Task statement »
Each entry below is to be printed verbatim.

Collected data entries

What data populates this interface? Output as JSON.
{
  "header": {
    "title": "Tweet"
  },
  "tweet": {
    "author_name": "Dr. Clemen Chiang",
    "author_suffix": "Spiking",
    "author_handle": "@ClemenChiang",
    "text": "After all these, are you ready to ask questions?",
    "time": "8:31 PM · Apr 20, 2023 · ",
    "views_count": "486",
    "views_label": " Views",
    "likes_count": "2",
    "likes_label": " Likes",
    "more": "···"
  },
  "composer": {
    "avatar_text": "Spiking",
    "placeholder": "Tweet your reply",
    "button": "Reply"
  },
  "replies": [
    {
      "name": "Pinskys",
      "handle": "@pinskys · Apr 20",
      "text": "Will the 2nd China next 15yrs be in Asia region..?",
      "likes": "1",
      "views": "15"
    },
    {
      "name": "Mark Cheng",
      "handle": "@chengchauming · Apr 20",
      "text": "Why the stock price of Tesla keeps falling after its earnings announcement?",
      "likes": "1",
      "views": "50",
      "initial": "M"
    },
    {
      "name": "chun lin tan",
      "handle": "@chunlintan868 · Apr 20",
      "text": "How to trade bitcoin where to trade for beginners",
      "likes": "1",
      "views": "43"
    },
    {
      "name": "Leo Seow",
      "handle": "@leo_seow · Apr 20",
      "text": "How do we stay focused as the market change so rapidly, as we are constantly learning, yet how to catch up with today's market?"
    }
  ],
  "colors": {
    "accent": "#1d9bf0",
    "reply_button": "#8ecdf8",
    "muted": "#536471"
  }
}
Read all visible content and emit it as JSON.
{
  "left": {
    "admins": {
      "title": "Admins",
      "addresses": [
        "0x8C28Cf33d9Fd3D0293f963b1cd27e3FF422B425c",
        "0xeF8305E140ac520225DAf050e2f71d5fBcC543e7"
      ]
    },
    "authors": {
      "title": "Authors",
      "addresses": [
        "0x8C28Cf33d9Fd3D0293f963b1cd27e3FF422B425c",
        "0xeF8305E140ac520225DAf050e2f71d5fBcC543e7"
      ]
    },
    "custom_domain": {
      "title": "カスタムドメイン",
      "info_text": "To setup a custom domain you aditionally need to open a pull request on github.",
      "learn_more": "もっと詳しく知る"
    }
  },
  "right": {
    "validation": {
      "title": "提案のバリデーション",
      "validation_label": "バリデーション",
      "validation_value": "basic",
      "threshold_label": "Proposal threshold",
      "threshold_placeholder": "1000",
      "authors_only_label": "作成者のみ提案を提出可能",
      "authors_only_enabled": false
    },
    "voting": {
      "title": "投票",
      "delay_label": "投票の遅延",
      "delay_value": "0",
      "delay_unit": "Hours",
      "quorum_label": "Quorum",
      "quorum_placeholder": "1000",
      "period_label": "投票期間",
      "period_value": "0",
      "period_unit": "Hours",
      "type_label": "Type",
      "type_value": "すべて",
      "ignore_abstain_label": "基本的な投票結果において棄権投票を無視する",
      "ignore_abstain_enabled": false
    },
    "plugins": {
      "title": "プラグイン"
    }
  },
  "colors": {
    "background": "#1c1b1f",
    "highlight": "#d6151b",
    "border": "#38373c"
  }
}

Exercise result »
What data populates this interface? Output as JSON.
{
  "header": {
    "title": "Tweet"
  },
  "tweet": {
    "author_name": "Dr. Clemen Chiang",
    "author_suffix": "Spiking",
    "author_handle": "@ClemenChiang",
    "text": "After all these, are you ready to ask questions?",
    "time": "8:31 PM · Apr 20, 2023 · ",
    "views_count": "486",
    "views_label": " Views",
    "likes_count": "2",
    "likes_label": " Likes",
    "more": "···"
  },
  "composer": {
    "avatar_text": "Spiking",
    "placeholder": "Tweet your reply",
    "button": "Reply"
  },
  "replies": [
    {
      "name": "Pinskys",
      "handle": "@pinskys · Apr 20",
      "text": "Will the 2nd China next 15yrs be in Asia region..?",
      "likes": "1",
      "views": "15"
    },
    {
      "name": "Mark Cheng",
      "handle": "@chengchauming · Apr 20",
      "text": "Why the stock price of Tesla keeps falling after its earnings announcement?",
      "likes": "1",
      "views": "50",
      "initial": "M"
    },
    {
      "name": "chun lin tan",
      "handle": "@chunlintan868 · Apr 20",
      "text": "How to trade bitcoin where to trade for beginners",
      "likes": "1",
      "views": "43"
    },
    {
      "name": "Leo Seow",
      "handle": "@leo_seow · Apr 20",
      "text": "How do we stay focused as the market change so rapidly, as we are constantly learning, yet how to catch up with today's market?"
    }
  ],
  "colors": {
    "accent": "#1d9bf0",
    "reply_button": "#8ecdf8",
    "muted": "#536471"
  }
}
Read all visible content and emit it as JSON.
{
  "left": {
    "admins": {
      "title": "Admins",
      "addresses": [
        "0x8C28Cf33d9Fd3D0293f963b1cd27e3FF422B425c",
        "0xeF8305E140ac520225DAf050e2f71d5fBcC543e7"
      ]
    },
    "authors": {
      "title": "Authors",
      "addresses": [
        "0x8C28Cf33d9Fd3D0293f963b1cd27e3FF422B425c",
        "0xeF8305E140ac520225DAf050e2f71d5fBcC543e7"
      ]
    },
    "custom_domain": {
      "title": "カスタムドメイン",
      "info_text": "To setup a custom domain you aditionally need to open a pull request on github.",
      "learn_more": "もっと詳しく知る"
    }
  },
  "right": {
    "validation": {
      "title": "提案のバリデーション",
      "validation_label": "バリデーション",
      "validation_value": "basic",
      "threshold_label": "Proposal threshold",
      "threshold_placeholder": "1000",
      "authors_only_label": "作成者のみ提案を提出可能",
      "authors_only_enabled": false
    },
    "voting": {
      "title": "投票",
      "delay_label": "投票の遅延",
      "delay_value": "0",
      "delay_unit": "Hours",
      "quorum_label": "Quorum",
      "quorum_placeholder": "1000",
      "period_label": "投票期間",
      "period_value": "0",
      "period_unit": "Hours",
      "type_label": "Type",
      "type_value": "すべて",
      "ignore_abstain_label": "基本的な投票結果において棄権投票を無視する",
      "ignore_abstain_enabled": false
    },
    "plugins": {
      "title": "プラグイン"
    }
  },
  "colors": {
    "background": "#1c1b1f",
    "highlight": "#d6151b",
    "border": "#38373c"
  }
}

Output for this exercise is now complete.